New in Facility Management
In November 2017, the U.S. Bureau of Statistics, on behalf of the Office of Management and Budget (OMB) and the Standard Occupational Classification Policy Committee (SOCPC), issued the new 2018 Standard Occupational Classification (SOC) Guide. This guide strongly impacts facility management. The 2018 guide marked the first year that Facilities Managers were assigned a SOC Code (11-3013 — “Facilities Manager.”)1
For the Facilities community, the SOC code represents a huge leap forward. The new code gives institutions the drive to create educational programs in facility management, thus improving the facilities industry on many levels. On another front, the code helps professional organizations like the International Facilities Management Association (IFMA), Building Owners and Managers Association (BOMA), and many others attract new members and streamline educational and certification programs. This further helps facility managers improve their knowledge and performance.
Moreover, because of the change, numerous facility managers are forming concepts and theories regarding the management of facilities that are changing the way facilities are viewed and accelerating the awareness of the impact facility managers can have on an organization.
Facility Management & Organizational Culture
Here at AIS Insurance, we believe that blending management and leadership theories with facilities practices can directly improve our organizational culture, goals and mission.
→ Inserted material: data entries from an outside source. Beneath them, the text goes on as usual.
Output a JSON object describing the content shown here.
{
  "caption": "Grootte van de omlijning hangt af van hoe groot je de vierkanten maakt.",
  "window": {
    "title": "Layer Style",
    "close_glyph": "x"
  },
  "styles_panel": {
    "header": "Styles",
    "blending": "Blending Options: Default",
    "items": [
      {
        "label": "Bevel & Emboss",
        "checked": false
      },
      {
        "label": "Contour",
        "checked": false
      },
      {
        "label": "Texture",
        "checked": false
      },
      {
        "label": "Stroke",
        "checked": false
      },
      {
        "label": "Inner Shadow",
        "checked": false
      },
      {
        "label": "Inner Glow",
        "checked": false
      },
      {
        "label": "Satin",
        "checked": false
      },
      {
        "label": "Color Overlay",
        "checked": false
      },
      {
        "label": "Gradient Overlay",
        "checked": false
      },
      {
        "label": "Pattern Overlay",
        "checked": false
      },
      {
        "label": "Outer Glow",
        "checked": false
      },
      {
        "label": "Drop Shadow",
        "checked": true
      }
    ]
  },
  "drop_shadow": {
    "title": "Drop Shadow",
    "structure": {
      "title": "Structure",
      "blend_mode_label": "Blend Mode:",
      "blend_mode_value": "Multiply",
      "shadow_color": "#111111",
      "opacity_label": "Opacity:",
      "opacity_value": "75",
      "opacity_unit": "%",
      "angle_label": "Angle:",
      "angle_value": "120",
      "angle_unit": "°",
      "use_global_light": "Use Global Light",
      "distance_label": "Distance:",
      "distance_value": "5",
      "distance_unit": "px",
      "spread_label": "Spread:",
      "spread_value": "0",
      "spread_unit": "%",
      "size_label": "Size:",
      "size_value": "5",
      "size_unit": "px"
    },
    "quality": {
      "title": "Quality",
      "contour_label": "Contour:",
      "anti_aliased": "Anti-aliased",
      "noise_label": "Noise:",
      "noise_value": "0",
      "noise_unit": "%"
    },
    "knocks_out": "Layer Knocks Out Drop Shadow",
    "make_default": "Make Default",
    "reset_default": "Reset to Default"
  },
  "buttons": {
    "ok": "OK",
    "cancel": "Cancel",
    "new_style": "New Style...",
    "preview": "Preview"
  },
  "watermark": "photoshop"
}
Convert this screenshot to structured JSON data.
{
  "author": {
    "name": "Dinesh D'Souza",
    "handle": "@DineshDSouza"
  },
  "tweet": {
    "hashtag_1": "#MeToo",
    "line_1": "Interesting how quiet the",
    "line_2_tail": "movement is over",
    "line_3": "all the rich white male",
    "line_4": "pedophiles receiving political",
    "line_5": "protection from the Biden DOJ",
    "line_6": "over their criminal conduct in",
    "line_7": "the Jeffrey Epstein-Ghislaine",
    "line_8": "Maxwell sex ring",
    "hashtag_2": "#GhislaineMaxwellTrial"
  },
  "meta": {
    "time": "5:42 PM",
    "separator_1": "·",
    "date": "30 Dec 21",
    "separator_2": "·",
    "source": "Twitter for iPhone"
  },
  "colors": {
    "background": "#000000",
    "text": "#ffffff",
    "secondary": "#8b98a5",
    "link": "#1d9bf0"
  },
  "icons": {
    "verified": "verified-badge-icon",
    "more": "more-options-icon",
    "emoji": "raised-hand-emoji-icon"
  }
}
For example, Ed Schein, Professor of the Emeritus at the Massachusetts Institute of Technology (MIT) Sloan School of Management, says that there are three levels to organizational culture:
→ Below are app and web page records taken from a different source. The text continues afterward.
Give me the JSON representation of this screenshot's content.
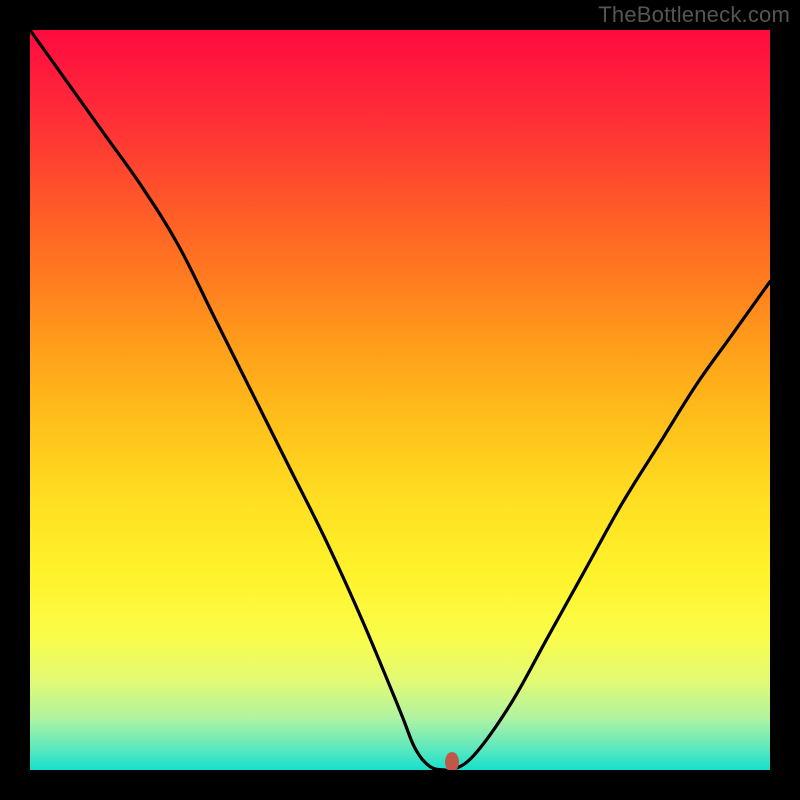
{
  "watermark": "TheBottleneck.com",
  "colors": {
    "frame": "#000000",
    "curve": "#000000",
    "marker": "#c0584a",
    "gradient_top": "#ff0b3f",
    "gradient_bottom": "#16e0cf"
  },
  "chart_data": {
    "type": "line",
    "title": "",
    "xlabel": "",
    "ylabel": "",
    "xlim": [
      0,
      100
    ],
    "ylim": [
      0,
      100
    ],
    "grid": false,
    "legend": false,
    "note": "Values read from the curve at 5% x-intervals; y=0 at bottom, y=100 at top.",
    "series": [
      {
        "name": "bottleneck-curve",
        "x": [
          0,
          5,
          10,
          15,
          20,
          25,
          30,
          35,
          40,
          45,
          50,
          52,
          54,
          56,
          57,
          60,
          65,
          70,
          75,
          80,
          85,
          90,
          95,
          100
        ],
        "y": [
          100,
          93,
          86,
          79,
          71,
          61,
          51,
          41,
          31,
          20,
          8,
          3,
          0.5,
          0,
          0,
          2,
          9,
          18,
          27,
          36,
          44,
          52,
          59,
          66
        ]
      }
    ],
    "marker": {
      "x": 57,
      "y": 0
    },
    "background_gradient": {
      "orientation": "vertical",
      "stops": [
        {
          "pos": 0.0,
          "color": "#ff0b3f"
        },
        {
          "pos": 0.24,
          "color": "#ff5a28"
        },
        {
          "pos": 0.54,
          "color": "#ffc31b"
        },
        {
          "pos": 0.82,
          "color": "#fafc4a"
        },
        {
          "pos": 1.0,
          "color": "#16e0cf"
        }
      ]
    }
  }
}
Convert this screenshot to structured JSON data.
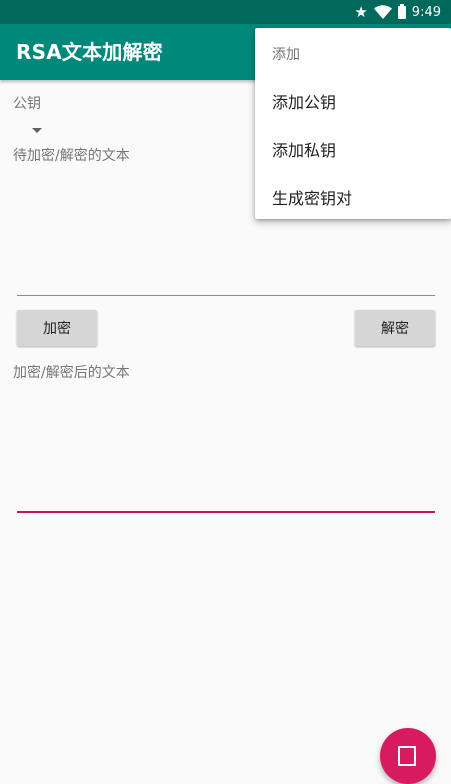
{
  "status_bar": {
    "time": "9:49",
    "icons": [
      "star-icon",
      "wifi-icon",
      "battery-icon"
    ],
    "color": "#00695c"
  },
  "app_bar": {
    "title": "RSA文本加解密",
    "color": "#00897b"
  },
  "form": {
    "public_key_label": "公钥",
    "input_hint": "待加密/解密的文本",
    "encrypt_button": "加密",
    "decrypt_button": "解密",
    "output_hint": "加密/解密后的文本"
  },
  "menu": {
    "header": "添加",
    "items": [
      {
        "label": "添加公钥"
      },
      {
        "label": "添加私钥"
      },
      {
        "label": "生成密钥对"
      }
    ]
  },
  "colors": {
    "accent": "#c2185b",
    "fab": "#d81b60"
  }
}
- Espoused Beliefs & Values
- Basic Underlying Assumptions2
At the first level, Artifacts are the tangible areas people see and touch. Essentially, they are the way an organization is structured. Facility managers make the most significant impact at the artifacts level. This is because facilities are typically the first experience employees and customers have with the organization. Thus, it should be the goal of every facility manager to help align the facility program with the company’s organizational structure and culture.
The second level, Espoused Beliefs & Values, focuses on the words and the concepts that people use to describe the organization. At this level, the facilities manager can, again, have a significant impact by helping align the organization’s goals and mission with the way the facilities operate by planning ahead.
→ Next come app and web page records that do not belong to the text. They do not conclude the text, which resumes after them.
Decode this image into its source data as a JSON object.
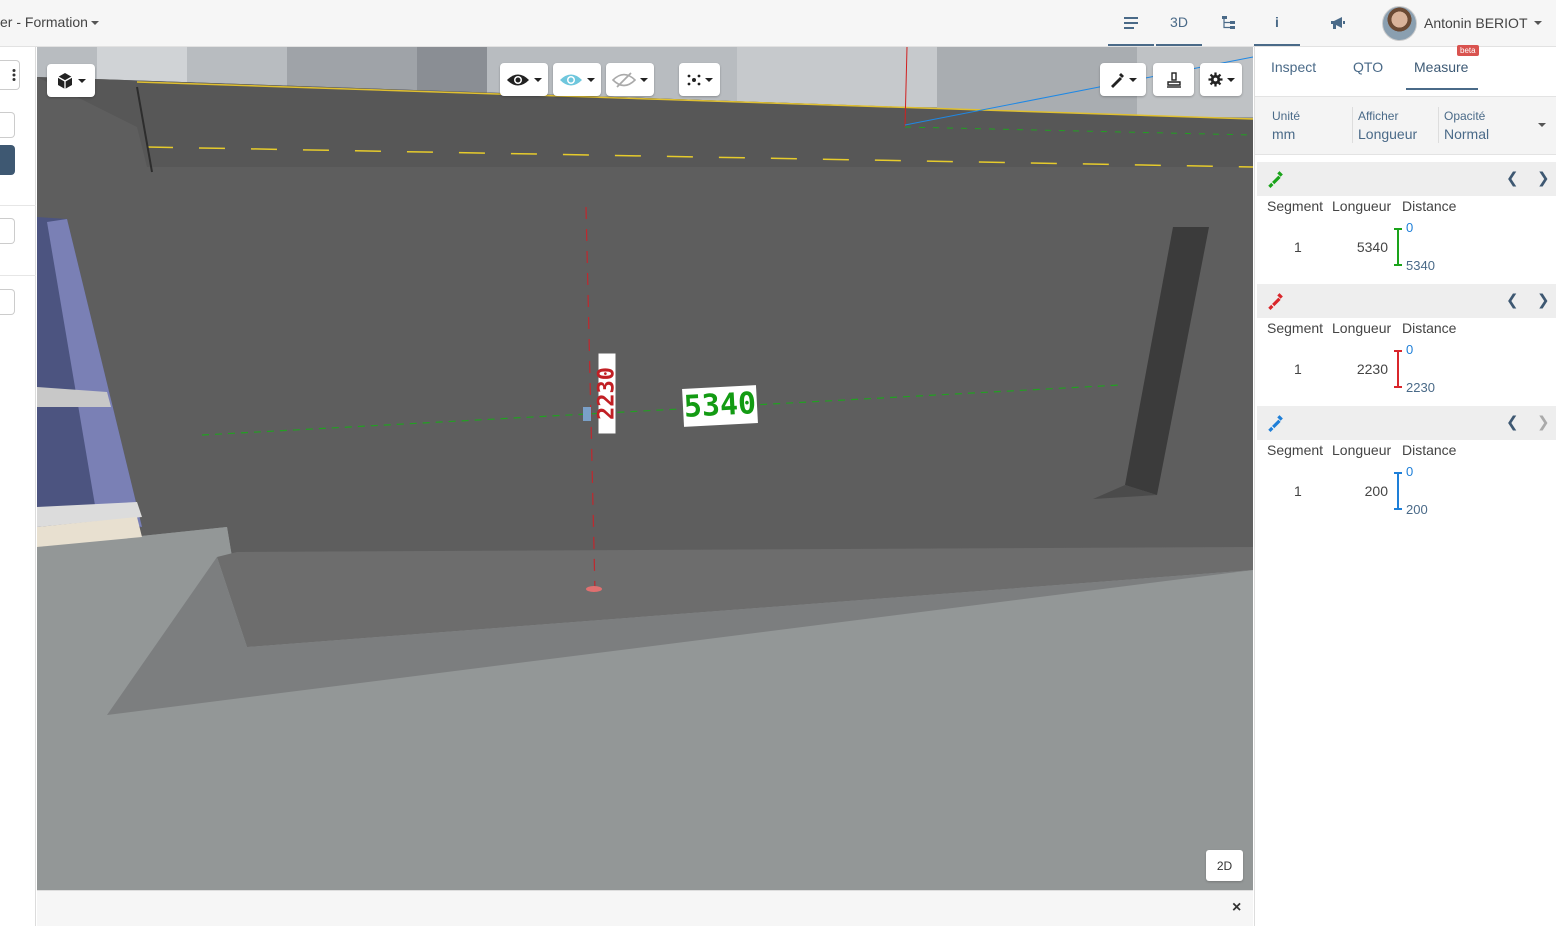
{
  "header": {
    "breadcrumb": "er - Formation",
    "tabs": [
      {
        "label": "",
        "icon": "list-icon"
      },
      {
        "label": "3D",
        "icon": ""
      },
      {
        "label": "",
        "icon": "tree-icon"
      },
      {
        "label": "i",
        "icon": "info-icon"
      },
      {
        "label": "",
        "icon": "megaphone-icon"
      }
    ],
    "user_name": "Antonin BERIOT"
  },
  "viewport": {
    "label_green": "5340",
    "label_red": "2230",
    "btn_2d": "2D",
    "close": "×"
  },
  "panel": {
    "tabs": {
      "inspect": "Inspect",
      "qto": "QTO",
      "measure": "Measure"
    },
    "beta": "beta",
    "options": {
      "unit_label": "Unité",
      "unit_value": "mm",
      "show_label": "Afficher",
      "show_value": "Longueur",
      "opacity_label": "Opacité",
      "opacity_value": "Normal"
    },
    "columns": {
      "segment": "Segment",
      "length": "Longueur",
      "distance": "Distance"
    },
    "measures": [
      {
        "color": "#1aa31a",
        "segment": "1",
        "length": "5340",
        "d_start": "0",
        "d_end": "5340"
      },
      {
        "color": "#d9262b",
        "segment": "1",
        "length": "2230",
        "d_start": "0",
        "d_end": "2230"
      },
      {
        "color": "#1e7fd8",
        "segment": "1",
        "length": "200",
        "d_start": "0",
        "d_end": "200"
      }
    ]
  },
  "colors": {
    "accent": "#4a6a88",
    "measure_green": "#1aa31a",
    "measure_red": "#d9262b",
    "measure_blue": "#1e7fd8",
    "ground": "#5f5f5f"
  }
}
At the third level, Basic Underlying Assumptions, Facility Managers help maintain or change underlying assumptions. They also ensure those assumptions are congruent with the other levels by managing and operating the facilities appropriately.
As depicted in figure 1, this article only touches on the idea of managing facilities. There are plenty of other items that involve managing facilities. However, top-notch facilities mean engaged employees. Engaged employees mean satisfied customers. Satisfied customers equal improved organizational performance. Improved organizational performance equals competitive advantage.
AIS Insurance Facilities
First, let’s define Competitive Advantage as the “Conditions that allow a company to produce a product or service of equal value at a lower price or in a more desirable fashion.”3 Here at AIS Insurance, we take great pride in the upkeep of our facilities. AIS also considers facilities as part of the team and not just a cost center. In late 2017, at the Cerritos Service Center, also known as AIS corporate headquarters and our largest service center, we upgraded the workstations with new sit-to-stand desks and we are planning to add more.
The goal of these upgraded workstations is to promote collaboration and help improve the employee experience by providing the ability to stand or sit throughout the workday. On any given day, you can see some employees standing and some seated as they engage with their work and clients. AIS also updated some lunchrooms with new art, paint, some with televisions and furniture. We plan to continue these updates to our other lunchrooms with the goal of improving employee workplace experience. In fact, the AIS facilities department is planning for many more upgrades that focus on helping improve the organization’s culture and performance. You can feel the synergy while walking the hallways at AIS!
This year AIS Insurance celebrates 50 years in business and we’re sharing tips on our B2B series of articles. Explore the rest of our B2B articles and share them with anyone who might find them useful.